- **Data shown**

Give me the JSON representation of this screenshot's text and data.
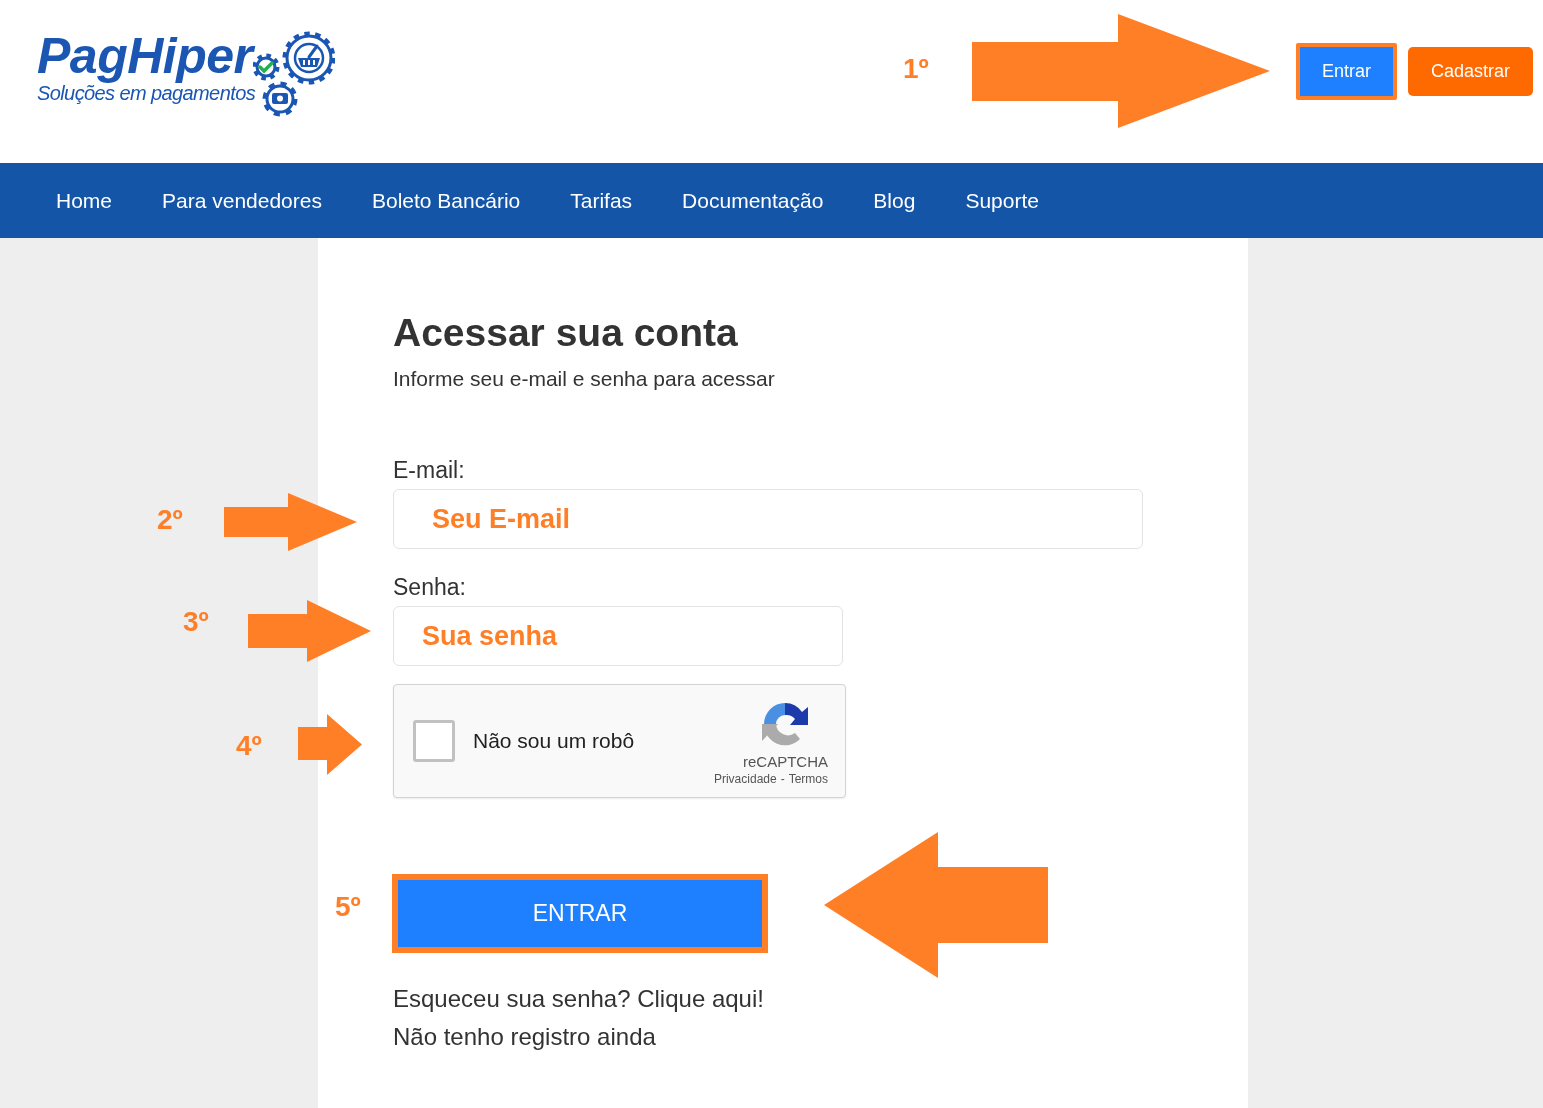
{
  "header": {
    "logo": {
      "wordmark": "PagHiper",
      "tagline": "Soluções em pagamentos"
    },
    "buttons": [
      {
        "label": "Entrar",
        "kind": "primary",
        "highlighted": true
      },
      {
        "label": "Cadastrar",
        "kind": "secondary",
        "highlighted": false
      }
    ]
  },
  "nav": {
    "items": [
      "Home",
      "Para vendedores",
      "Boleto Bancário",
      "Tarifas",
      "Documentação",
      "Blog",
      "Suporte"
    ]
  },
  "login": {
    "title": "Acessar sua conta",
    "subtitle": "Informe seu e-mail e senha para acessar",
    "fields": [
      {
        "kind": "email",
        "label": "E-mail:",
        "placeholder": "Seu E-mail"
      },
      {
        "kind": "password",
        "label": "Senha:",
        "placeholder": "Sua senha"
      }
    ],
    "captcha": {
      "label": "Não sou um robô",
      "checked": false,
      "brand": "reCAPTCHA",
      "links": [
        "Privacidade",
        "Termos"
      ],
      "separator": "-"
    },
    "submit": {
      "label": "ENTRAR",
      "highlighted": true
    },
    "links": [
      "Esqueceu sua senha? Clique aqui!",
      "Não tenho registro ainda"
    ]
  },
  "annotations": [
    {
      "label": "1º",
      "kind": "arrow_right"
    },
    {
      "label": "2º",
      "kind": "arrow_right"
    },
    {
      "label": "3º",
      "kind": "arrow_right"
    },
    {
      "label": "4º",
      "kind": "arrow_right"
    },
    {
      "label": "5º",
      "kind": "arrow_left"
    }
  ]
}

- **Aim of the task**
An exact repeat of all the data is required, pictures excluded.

- **Output of the exercise**
Give me the JSON representation of this screenshot's text and data.
{
  "header": {
    "logo": {
      "wordmark": "PagHiper",
      "tagline": "Soluções em pagamentos"
    },
    "buttons": [
      {
        "label": "Entrar",
        "kind": "primary",
        "highlighted": true
      },
      {
        "label": "Cadastrar",
        "kind": "secondary",
        "highlighted": false
      }
    ]
  },
  "nav": {
    "items": [
      "Home",
      "Para vendedores",
      "Boleto Bancário",
      "Tarifas",
      "Documentação",
      "Blog",
      "Suporte"
    ]
  },
  "login": {
    "title": "Acessar sua conta",
    "subtitle": "Informe seu e-mail e senha para acessar",
    "fields": [
      {
        "kind": "email",
        "label": "E-mail:",
        "placeholder": "Seu E-mail"
      },
      {
        "kind": "password",
        "label": "Senha:",
        "placeholder": "Sua senha"
      }
    ],
    "captcha": {
      "label": "Não sou um robô",
      "checked": false,
      "brand": "reCAPTCHA",
      "links": [
        "Privacidade",
        "Termos"
      ],
      "separator": "-"
    },
    "submit": {
      "label": "ENTRAR",
      "highlighted": true
    },
    "links": [
      "Esqueceu sua senha? Clique aqui!",
      "Não tenho registro ainda"
    ]
  },
  "annotations": [
    {
      "label": "1º",
      "kind": "arrow_right"
    },
    {
      "label": "2º",
      "kind": "arrow_right"
    },
    {
      "label": "3º",
      "kind": "arrow_right"
    },
    {
      "label": "4º",
      "kind": "arrow_right"
    },
    {
      "label": "5º",
      "kind": "arrow_left"
    }
  ]
}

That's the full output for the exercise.